It was a much more subdued affair in the back room of Dubh Linn, where Kyle Ollah did traditional folk tunes like “The Ballad of John Henry,”, accompanying himself on guitar and banjo. He’ll also perform a Homegrown set for the first time in a while with Yester on Saturday, May 5 at The Rex.
Next up on the Grandma’s Sports Garden stage, the The Duluth Dolls treated an appreciative audience to everything from traditional, jazzy burlesque performances to belly dancing with some rock and roll in between. All of the dancers had their own vibe and style, each bringing something new and exciting to the stage, including a little humor from the dancers themselves as well as the emcee.
Black River Revue closed the night at the Sports Garden as a fog machine hazed the large space. Homegrown spectators happily danced and stomped their feet to the upbeat bluegrass tunes, raising their beers in jubilee (one fan even threw an empty PBR on stage). “Who else like me has to work in the morning?” frontman Adam Stariha asked as crowd members screamed and raised their drinks.The set included a singalong on a version of “Have You Ever Seen the Rain,” and Teague Alexy reappeared to join in on harmonica for a tune.

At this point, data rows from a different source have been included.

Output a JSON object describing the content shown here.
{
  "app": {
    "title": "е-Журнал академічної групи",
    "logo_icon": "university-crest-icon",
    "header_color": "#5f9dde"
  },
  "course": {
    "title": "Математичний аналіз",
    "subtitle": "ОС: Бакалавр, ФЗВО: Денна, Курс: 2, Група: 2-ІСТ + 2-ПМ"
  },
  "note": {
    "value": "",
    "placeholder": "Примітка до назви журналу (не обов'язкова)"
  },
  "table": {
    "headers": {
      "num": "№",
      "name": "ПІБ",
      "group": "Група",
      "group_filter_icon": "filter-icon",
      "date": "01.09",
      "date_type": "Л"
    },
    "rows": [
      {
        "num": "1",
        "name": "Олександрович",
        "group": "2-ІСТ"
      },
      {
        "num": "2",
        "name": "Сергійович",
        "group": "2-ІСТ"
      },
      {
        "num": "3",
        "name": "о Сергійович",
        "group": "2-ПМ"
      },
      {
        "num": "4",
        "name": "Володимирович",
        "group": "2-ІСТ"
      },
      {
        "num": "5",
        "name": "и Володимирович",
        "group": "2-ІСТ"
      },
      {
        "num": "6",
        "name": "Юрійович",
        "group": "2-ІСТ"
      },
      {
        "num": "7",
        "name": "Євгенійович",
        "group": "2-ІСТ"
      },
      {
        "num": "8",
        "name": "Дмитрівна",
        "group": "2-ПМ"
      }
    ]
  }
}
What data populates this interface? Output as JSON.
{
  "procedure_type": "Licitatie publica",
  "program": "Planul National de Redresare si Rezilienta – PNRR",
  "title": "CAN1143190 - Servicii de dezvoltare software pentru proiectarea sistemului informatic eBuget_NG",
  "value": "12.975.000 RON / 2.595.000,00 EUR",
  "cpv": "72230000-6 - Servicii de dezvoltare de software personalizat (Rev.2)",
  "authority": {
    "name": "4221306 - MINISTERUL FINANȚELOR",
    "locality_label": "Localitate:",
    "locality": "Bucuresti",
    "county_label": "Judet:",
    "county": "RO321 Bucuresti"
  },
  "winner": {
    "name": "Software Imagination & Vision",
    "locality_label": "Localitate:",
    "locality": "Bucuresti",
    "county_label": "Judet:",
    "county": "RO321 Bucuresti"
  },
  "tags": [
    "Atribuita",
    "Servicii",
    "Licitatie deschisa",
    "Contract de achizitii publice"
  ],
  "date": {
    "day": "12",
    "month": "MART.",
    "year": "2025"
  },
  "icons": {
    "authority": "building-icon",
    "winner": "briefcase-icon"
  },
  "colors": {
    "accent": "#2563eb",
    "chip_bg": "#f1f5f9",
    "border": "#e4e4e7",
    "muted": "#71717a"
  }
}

Back at Dubh Linn, Dean Berlinerblau’s Modify had some computer issues, cutting short his intended set, but he gamely grabbed a guitar for one extended, experimental tune. At midnight Ire Wolves took the stage in the dark room. The singer started with a casual ‘ ‘sup?” to the crowd before the band tore into their tight hardcore set. Despite the late hour on a weeknight, the room filled up fast with die hard music fans.
Our recommendation for night 4: don’t forget your earplugs, especially if you’re going to see the Dames at Clyde Iron. Also, take note that the times of the late-night mezzanine shows at Clyde have been pushed back half an hour, with Low-Hi Funk starting at 10:45pm and Fearless Moral Inventory at 11:45pm.
This Homegrown Week on KUMD is made possible by the Minnesota Arts and Cultural Heritage Fund.